COSTA MESA — Costa Mesa High’s Green and White Game was supposed to be about a new football coach in charge. Instead, the buzz was mostly about running back Mario Smith.
Maybe he could be known as “Super Mario,” because the skills he showed Friday were like something out of a video game. With explosive speed and deft moves, he’s on pace to be the team’s featured back and the type of addition that can take the offense to another level.
Smith, who will be a senior in the fall, is a transfer from Silverado of Victorville. His younger brother, Justin, is also on the team and will be a junior. Justin is nursing an ankle injury and did not play.
They moved because their mother, Keisha Brown, relocated to work in Costa Mesa. It’s safe to say the Mustangs are grateful for that move.
Mario has been clocked at 4.42 seconds in the 40-yard dash, he said. He showed great speed throughout and impressed the parents and students on hand for the game that was a non-contact, seven-on-seven scrimmage in which players wore no football gear.
“I feel like we’re going to do great things this year,” Smith said. “We’re going to be unstoppable.”
Smith and his teammates are doing their best to transition, as their program is under the direction of Wally Grant, who took over after Jeremy Osso was fired June 1. The Mustangs say they want to move on.
Smith is looking forward to the season with great anticipation. He said he’s aware of the rivalry with Estancia and knows the Eagles have a standout running back returning in Robert Murtha, a junior-to-be who was named the Orange Coast League Offensive Player of the Year after he rushed for a school single-season record of 1,679 yards.
“I feel like I’m coming,” Smith said about Murtha. “I’m going to show him something.”
The Mustangs did their best to put on a good show during their scrimmage. They showed plenty of energy and they were physical. Fernando Caicedo, who will be a senior, left with a broken nose.
Grant’s background comes from defense, as he was the defensive coordinator for the Mustangs last season and worked with Myron Miller at Mesa (1992-94) and at Tustin (1995-2005). But much of Friday’s event was about offense, with quarterback Nathan Alvis leading the way.
Alvis is also excited about Smith, plus he has the benefit of working with three returning receivers in Jordan Walden, Trace Curet and Jake Comer. Few passes were dropped by the trio, as they displayed chemistry with Alvis.
“He’s a great addition,” Alvis said of Smith. “We didn’t have much of a running game last year, but this year I feel we will have more.”
Alvis said he has noticed a change on the team because of the transition.
“It actually motivates us to work harder,” Alvis said. “I think we’re going to come out harder than we ever have. It’s something that happened and we have to work with it … We all love Osso.
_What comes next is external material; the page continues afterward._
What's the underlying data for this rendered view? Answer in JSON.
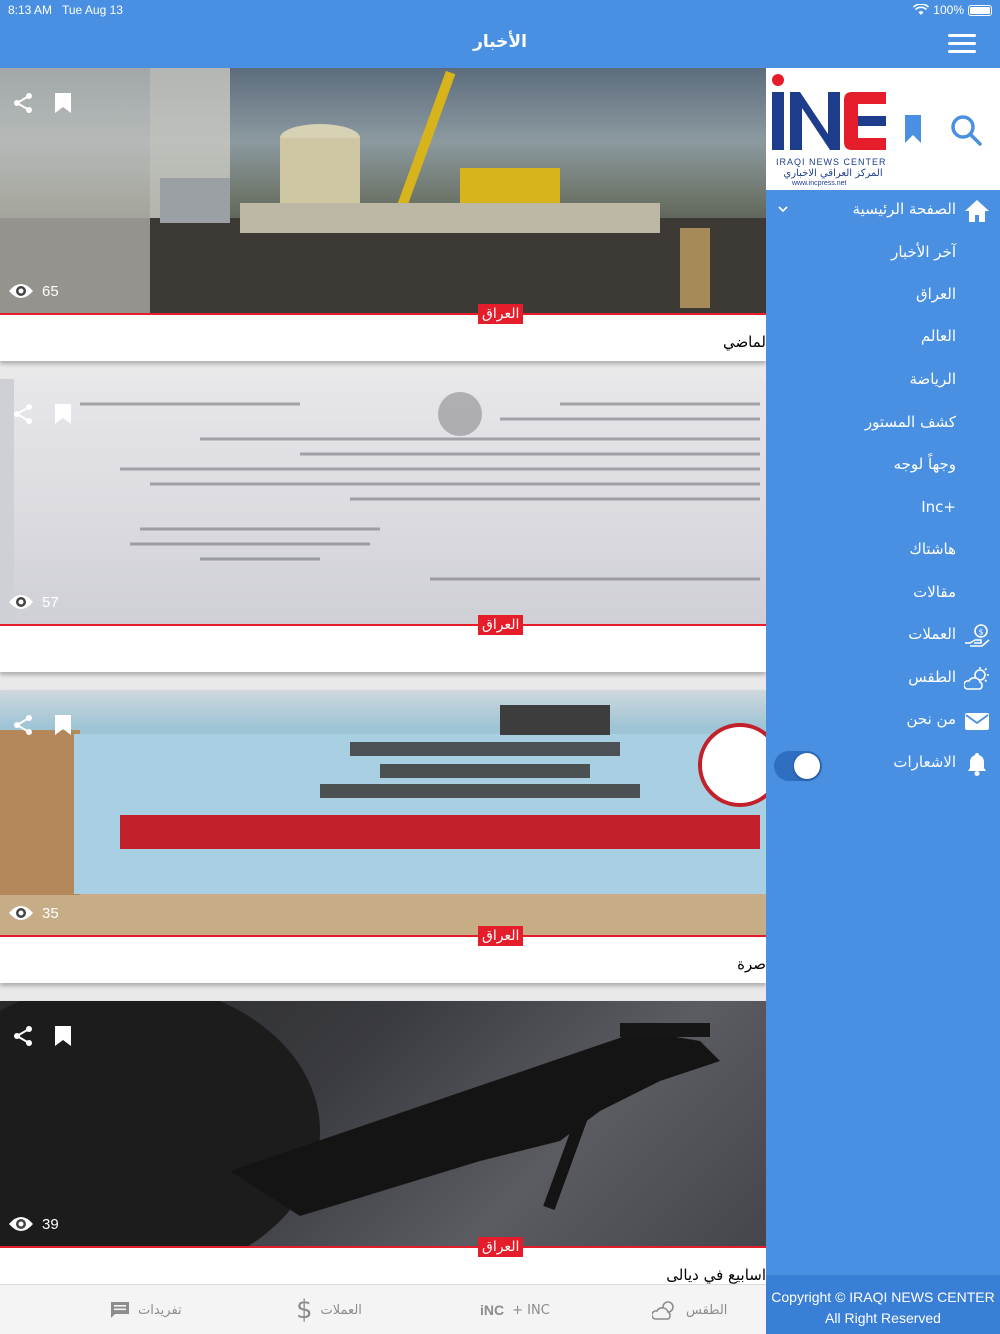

We miss him. It’s going to be a loss, but we just have to get through it. We can’t do anything about it now. It’s just us and Grant.”
Grant, a Costa Mesa alumnus, said his players had been working hard before the transition and continue to work hard. Grant said he is grateful the team’s assistant coaches stayed on after Osso was fired.
Osso was removed because the school wanted to go in a different direction, Costa Mesa Principal Phil D’Agostino said. D’Agostino also seeks an on-campus coach for the long term. Grant said he is working toward a teaching credential at National University and is on schedule to earn it within a year.
Grant’s title for now is the Mustangs’ interim coach.
“I don’t know all the dynamics involved,” Grant said of Osso’s firing. “All I know is that [D’Agositino] came up to me and asked if I wanted this opportunity and it would be mine for this upcoming year. And, depending on how this year went, it could be mine [for the long term].”
Grant left coaching at Tustin because he wanted to devote more time as a sales manager for a bat company, he said. But he missed coaching football and wanted back in. He returned to his roots, and was the defensive coordinator at Mesa last season.
“It’s never going to be a perfect transition, but this is about as smooth as it’s ever going to be,” Grant said, crediting his assistants and the players’ work ethic. “There’s nothing that Jeremy did right, wrong, or indifferent. It’s not about Jeremy. It has nothing to do with me. It has to do with the kids and they are just moving forward.”
Grant said he has installed a new offense. It will be balanced and sometimes feature one or two tight ends, he said. The blocking scheme used by Miller will also be used by the Mustangs, Grant said.
“It’s old-school blocking,” Grant said. “But it worked when we were here and it worked all those years in Tustin. Everyone and their mother knew where the ball was going, but it worked and I think we went to the playoffs 15 straight years.”
Grant said the new offense will showcase the talents of his players, including Smith.
“He’s a special kid,” said Grant, who coached star running backs DeShaun Foster and Anthony Wilkerson at Tustin. “He’s got legit speed. He’s an incredibly hard worker … He has intelligence, athletic ability and motivation. It’s a complete package … He’s going to get this touches and he’s going to make the best out of his touches.”
Smith looks forward to the opportunity.